**EXERCISE OBJECTIVE:** Below are some records. Say how many of their lines include the string "address", giving only the number.
--
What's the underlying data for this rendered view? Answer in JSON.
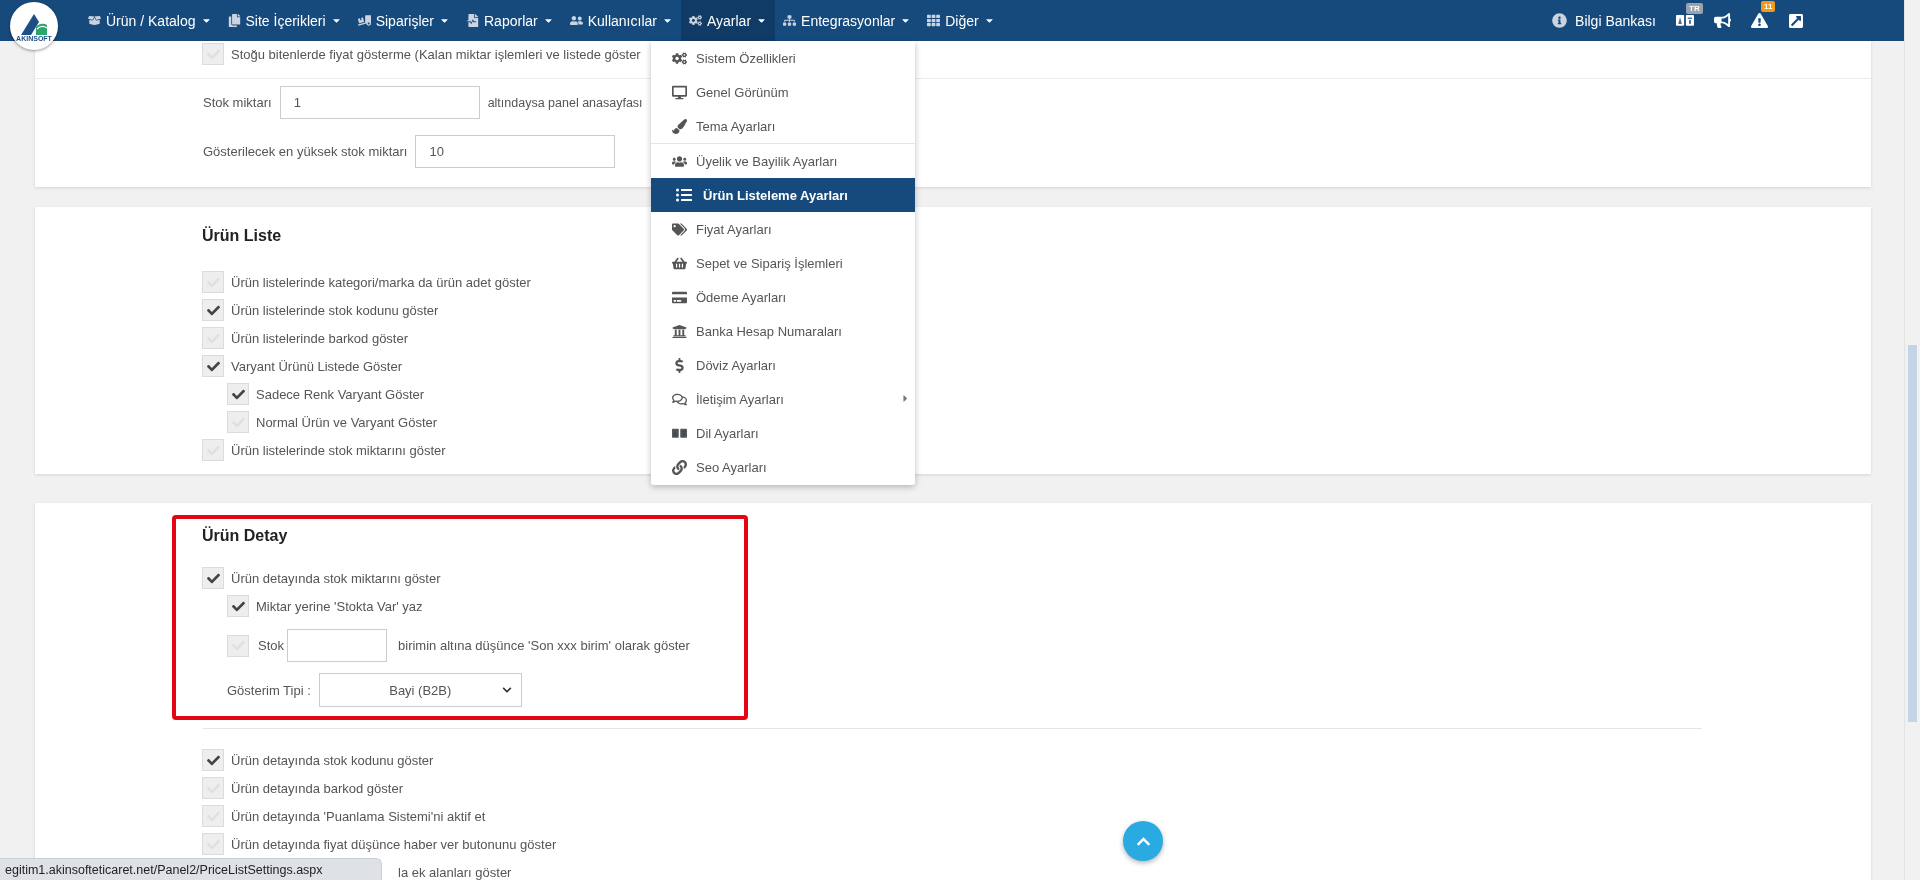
{
  "navbar": {
    "logo_text": "AKINSOFT",
    "menu": [
      {
        "label": "Ürün / Katalog",
        "selected": false
      },
      {
        "label": "Site İçerikleri",
        "selected": false
      },
      {
        "label": "Siparişler",
        "selected": false
      },
      {
        "label": "Raporlar",
        "selected": false
      },
      {
        "label": "Kullanıcılar",
        "selected": false
      },
      {
        "label": "Ayarlar",
        "selected": true
      },
      {
        "label": "Entegrasyonlar",
        "selected": false
      },
      {
        "label": "Diğer",
        "selected": false
      }
    ],
    "help": "Bilgi Bankası",
    "language_badge": "TR",
    "alerts_badge": "11"
  },
  "dropdown": {
    "items": [
      {
        "kind": "item",
        "label": "Sistem Özellikleri",
        "selected": false
      },
      {
        "kind": "item",
        "label": "Genel Görünüm",
        "selected": false
      },
      {
        "kind": "item",
        "label": "Tema Ayarları",
        "selected": false
      },
      {
        "kind": "divider"
      },
      {
        "kind": "item",
        "label": "Üyelik ve Bayilik Ayarları",
        "selected": false
      },
      {
        "kind": "item",
        "label": "Ürün Listeleme Ayarları",
        "selected": true
      },
      {
        "kind": "item",
        "label": "Fiyat Ayarları",
        "selected": false
      },
      {
        "kind": "item",
        "label": "Sepet ve Sipariş İşlemleri",
        "selected": false
      },
      {
        "kind": "item",
        "label": "Ödeme Ayarları",
        "selected": false
      },
      {
        "kind": "item",
        "label": "Banka Hesap Numaraları",
        "selected": false
      },
      {
        "kind": "item",
        "label": "Döviz Ayarları",
        "selected": false
      },
      {
        "kind": "item",
        "label": "İletişim Ayarları",
        "selected": false,
        "submenu": true
      },
      {
        "kind": "item",
        "label": "Dil Ayarları",
        "selected": false
      },
      {
        "kind": "item",
        "label": "Seo Ayarları",
        "selected": false
      }
    ]
  },
  "stock_card": {
    "option": {
      "label": "Stoğu bitenlerde fiyat gösterme (Kalan miktar işlemleri ve listede göster",
      "checked": false
    },
    "stock_limit": {
      "label": "Stok miktarı",
      "value": "1",
      "suffix": "altındaysa panel anasayfası"
    },
    "max_stock": {
      "label": "Gösterilecek en yüksek stok miktarı",
      "value": "10"
    }
  },
  "list_card": {
    "title": "Ürün Liste",
    "options": [
      {
        "label": "Ürün listelerinde kategori/marka da ürün adet göster",
        "checked": false
      },
      {
        "label": "Ürün listelerinde stok kodunu göster",
        "checked": true
      },
      {
        "label": "Ürün listelerinde barkod göster",
        "checked": false
      },
      {
        "label": "Varyant Ürünü Listede Göster",
        "checked": true,
        "children": [
          {
            "label": "Sadece Renk Varyant Göster",
            "checked": true
          },
          {
            "label": "Normal Ürün ve Varyant Göster",
            "checked": false
          }
        ]
      },
      {
        "label": "Ürün listelerinde stok miktarını göster",
        "checked": false
      }
    ]
  },
  "detail_card": {
    "title": "Ürün Detay",
    "highlighted": true,
    "stock_option": {
      "label": "Ürün detayında stok miktarını göster",
      "checked": true
    },
    "sub_options": [
      {
        "kind": "checkbox",
        "label": "Miktar yerine 'Stokta Var' yaz",
        "checked": true
      },
      {
        "kind": "threshold",
        "label": "Stok",
        "suffix": "birimin altına düşünce 'Son xxx birim' olarak göster",
        "checked": false
      }
    ],
    "display_type": {
      "label": "Gösterim Tipi :",
      "value": "Bayi (B2B)"
    },
    "options": [
      {
        "label": "Ürün detayında stok kodunu göster",
        "checked": true
      },
      {
        "label": "Ürün detayında barkod göster",
        "checked": false
      },
      {
        "label": "Ürün detayında 'Puanlama Sistemi'ni aktif et",
        "checked": false
      },
      {
        "label": "Ürün detayında fiyat düşünce haber ver butonunu göster",
        "checked": false
      }
    ],
    "covered_text": "la ek alanları göster"
  },
  "status_bar": {
    "url": "egitim1.akinsofteticaret.net/Panel2/PriceListSettings.aspx"
  }
}
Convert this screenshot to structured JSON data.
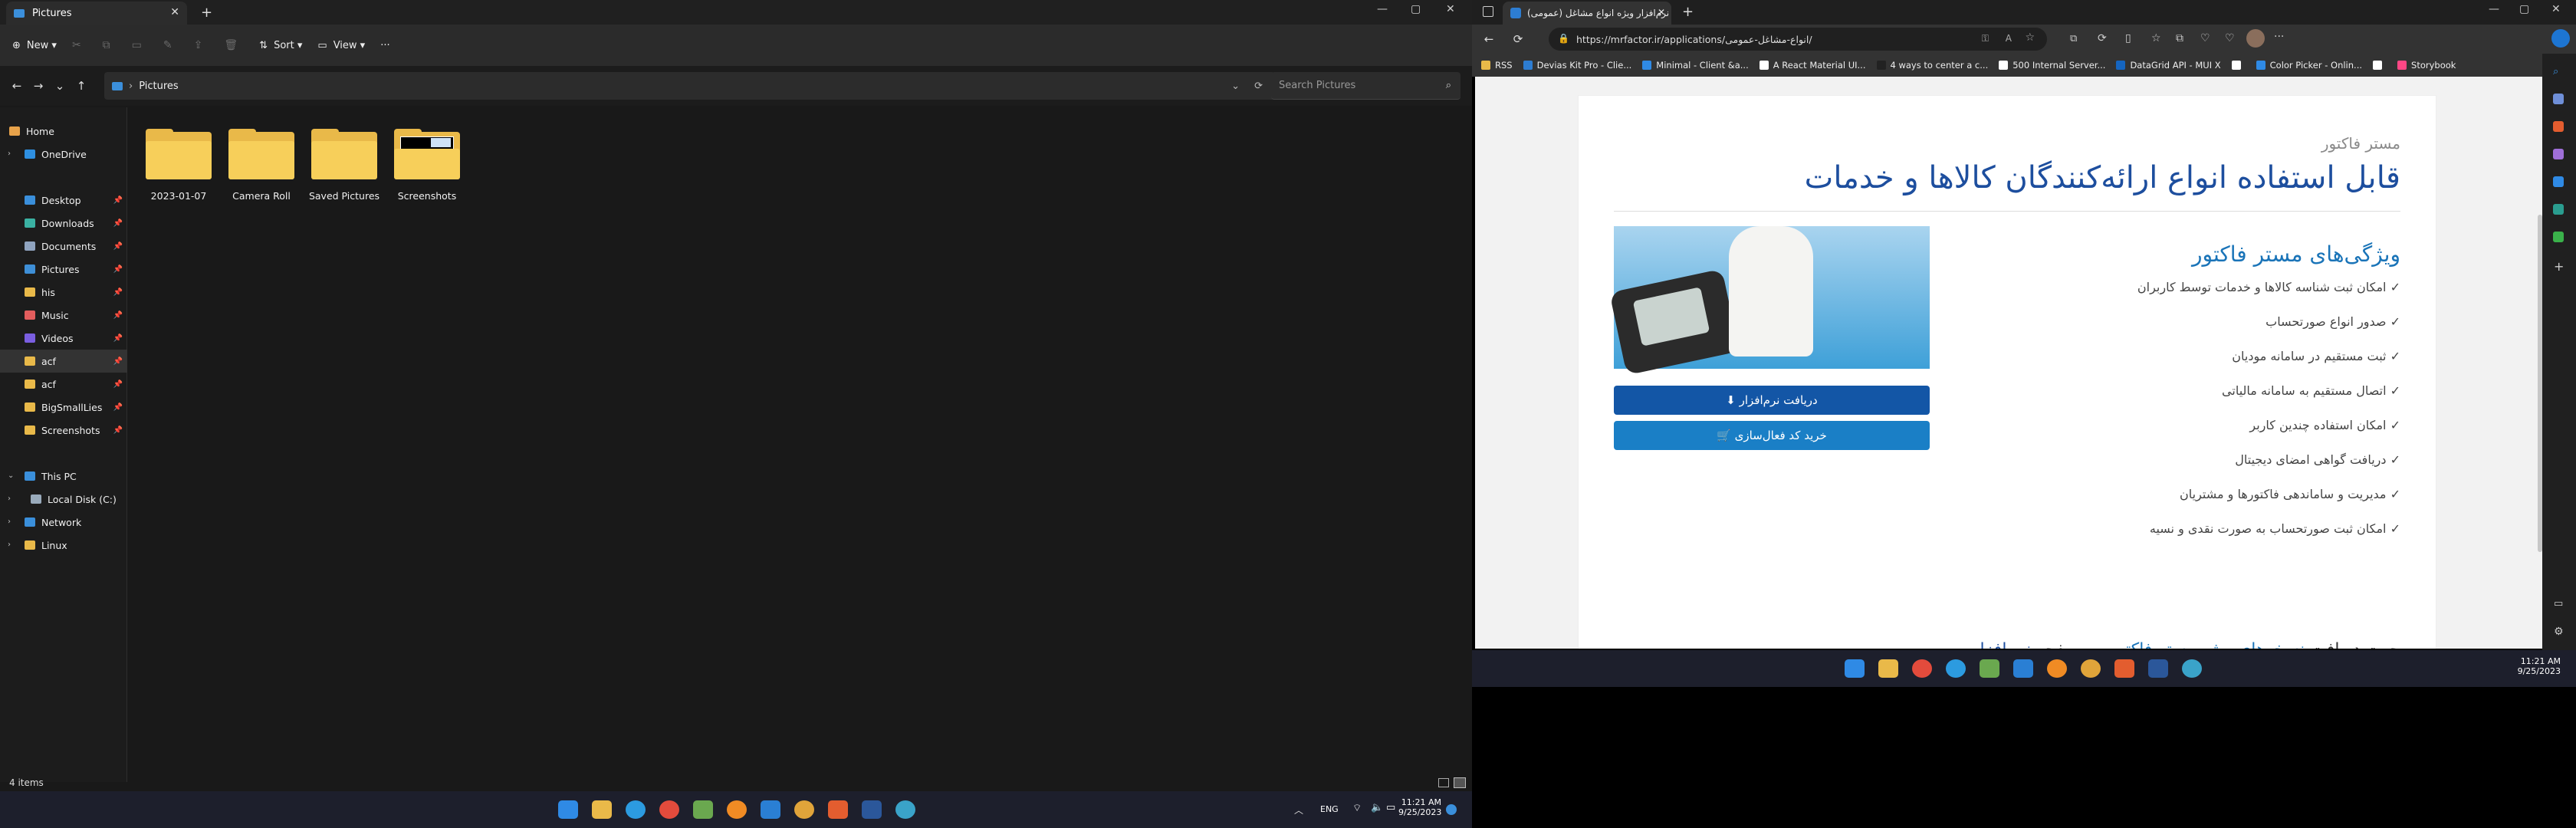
{
  "explorer": {
    "tab_title": "Pictures",
    "cmd": {
      "new": "New",
      "sort": "Sort",
      "view": "View",
      "more": "···"
    },
    "address": "Pictures",
    "search_placeholder": "Search Pictures",
    "sidebar": [
      {
        "label": "Home",
        "icon": "home-icon",
        "color": "#e7a24a"
      },
      {
        "label": "OneDrive",
        "icon": "cloud-icon",
        "color": "#2e8fe0"
      },
      {
        "label": "Desktop",
        "icon": "desktop-icon",
        "color": "#3a8fdb",
        "pinned": true
      },
      {
        "label": "Downloads",
        "icon": "download-icon",
        "color": "#3ab1a2",
        "pinned": true
      },
      {
        "label": "Documents",
        "icon": "document-icon",
        "color": "#8fa3bf",
        "pinned": true
      },
      {
        "label": "Pictures",
        "icon": "picture-icon",
        "color": "#3e8fd7",
        "pinned": true
      },
      {
        "label": "his",
        "icon": "folder-icon",
        "color": "#e9b949",
        "pinned": true
      },
      {
        "label": "Music",
        "icon": "music-icon",
        "color": "#e35d5d",
        "pinned": true
      },
      {
        "label": "Videos",
        "icon": "video-icon",
        "color": "#7a5ee0",
        "pinned": true
      },
      {
        "label": "acf",
        "icon": "folder-icon",
        "color": "#e9b949",
        "pinned": true,
        "selected": true
      },
      {
        "label": "acf",
        "icon": "folder-icon",
        "color": "#e9b949",
        "pinned": true
      },
      {
        "label": "BigSmallLies",
        "icon": "folder-icon",
        "color": "#e9b949",
        "pinned": true
      },
      {
        "label": "Screenshots",
        "icon": "folder-icon",
        "color": "#e9b949",
        "pinned": true
      },
      {
        "label": "This PC",
        "icon": "pc-icon",
        "color": "#3a8fdb"
      },
      {
        "label": "Local Disk (C:)",
        "icon": "disk-icon",
        "color": "#9ab"
      },
      {
        "label": "Network",
        "icon": "network-icon",
        "color": "#3a8fdb"
      },
      {
        "label": "Linux",
        "icon": "linux-icon",
        "color": "#e9b949"
      }
    ],
    "folders": [
      "2023-01-07",
      "Camera Roll",
      "Saved Pictures",
      "Screenshots"
    ],
    "status": "4 items",
    "taskbar": {
      "time": "11:21 AM",
      "date": "9/25/2023",
      "lang": "ENG"
    }
  },
  "edge": {
    "tab_title": "نرم‌افزار ویژه انواع مشاغل (عمومی)",
    "url": "https://mrfactor.ir/applications/انواع-مشاغل-عمومی/",
    "favorites": [
      "RSS",
      "Devias Kit Pro - Clie...",
      "Minimal - Client &a...",
      "A React Material UI...",
      "4 ways to center a c...",
      "500 Internal Server...",
      "DataGrid API - MUI X",
      "",
      "Color Picker - Onlin...",
      "",
      "Storybook"
    ],
    "page": {
      "subtitle": "مستر فاکتور",
      "title": "قابل استفاده انواع ارائه‌کنندگان کالاها و خدمات",
      "features_title": "ویژگی‌های مستر فاکتور",
      "features": [
        "✓ امکان ثبت شناسه کالاها و خدمات توسط کاربران",
        "✓ صدور انواع صورتحساب",
        "✓ ثبت مستقیم در سامانه مودیان",
        "✓ اتصال مستقیم به سامانه مالیاتی",
        "✓ امکان استفاده چندین کاربر",
        "✓ دریافت گواهی امضای دیجیتال",
        "✓ مدیریت و ساماندهی فاکتورها و مشتریان",
        "✓ امکان ثبت صورتحساب به صورت نقدی و نسیه"
      ],
      "download_btn": "دریافت نرم‌افزار",
      "buy_btn": "خرید کد فعال‌سازی",
      "bottom_prefix": "جهت دریافت ",
      "bottom_link": "نسخه‌های ویژه مستر فاکتور",
      "bottom_mid": "، به صفحه ",
      "bottom_under": "نرم‌افزار"
    },
    "taskbar": {
      "time": "11:21 AM",
      "date": "9/25/2023"
    }
  }
}
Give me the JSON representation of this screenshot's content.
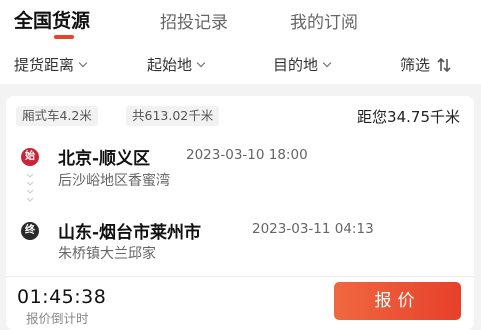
{
  "tabs": {
    "items": [
      {
        "label": "全国货源",
        "active": true
      },
      {
        "label": "招投记录",
        "active": false
      },
      {
        "label": "我的订阅",
        "active": false
      }
    ]
  },
  "filters": {
    "distance": "提货距离",
    "origin": "起始地",
    "destination": "目的地",
    "screen": "筛选"
  },
  "card": {
    "vehicle_tag": "厢式车4.2米",
    "total_distance_tag": "共613.02千米",
    "distance_from_you": "距您34.75千米",
    "start": {
      "badge": "始",
      "city": "北京-顺义区",
      "datetime": "2023-03-10 18:00",
      "address": "后沙峪地区香蜜湾"
    },
    "end": {
      "badge": "终",
      "city": "山东-烟台市莱州市",
      "datetime": "2023-03-11 04:13",
      "address": "朱桥镇大兰邱家"
    },
    "countdown": "01:45:38",
    "countdown_label": "报价倒计时",
    "quote_button": "报价"
  },
  "colors": {
    "accent": "#e8412c",
    "start_badge": "#c8243a",
    "end_badge": "#2a2a2a"
  }
}
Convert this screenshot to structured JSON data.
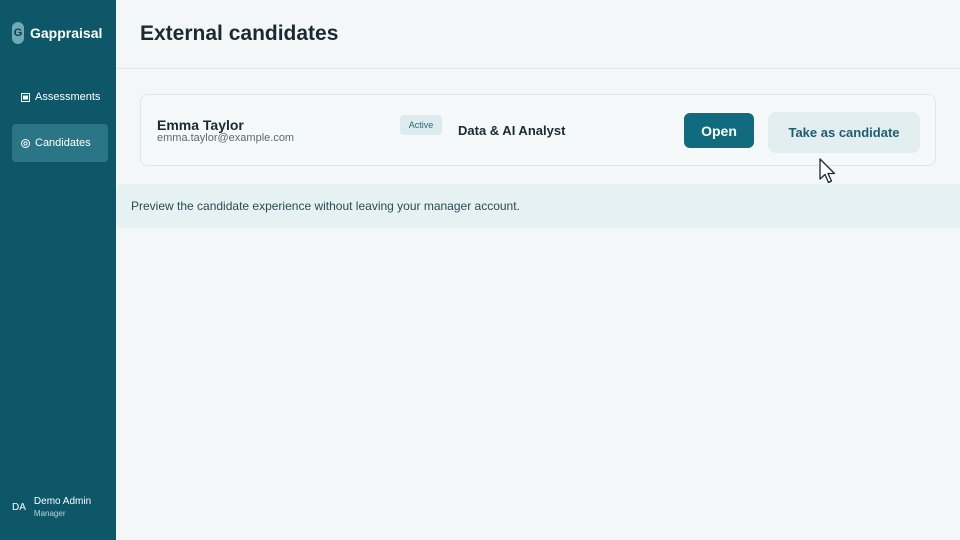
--
**ANSWER BOX:** 3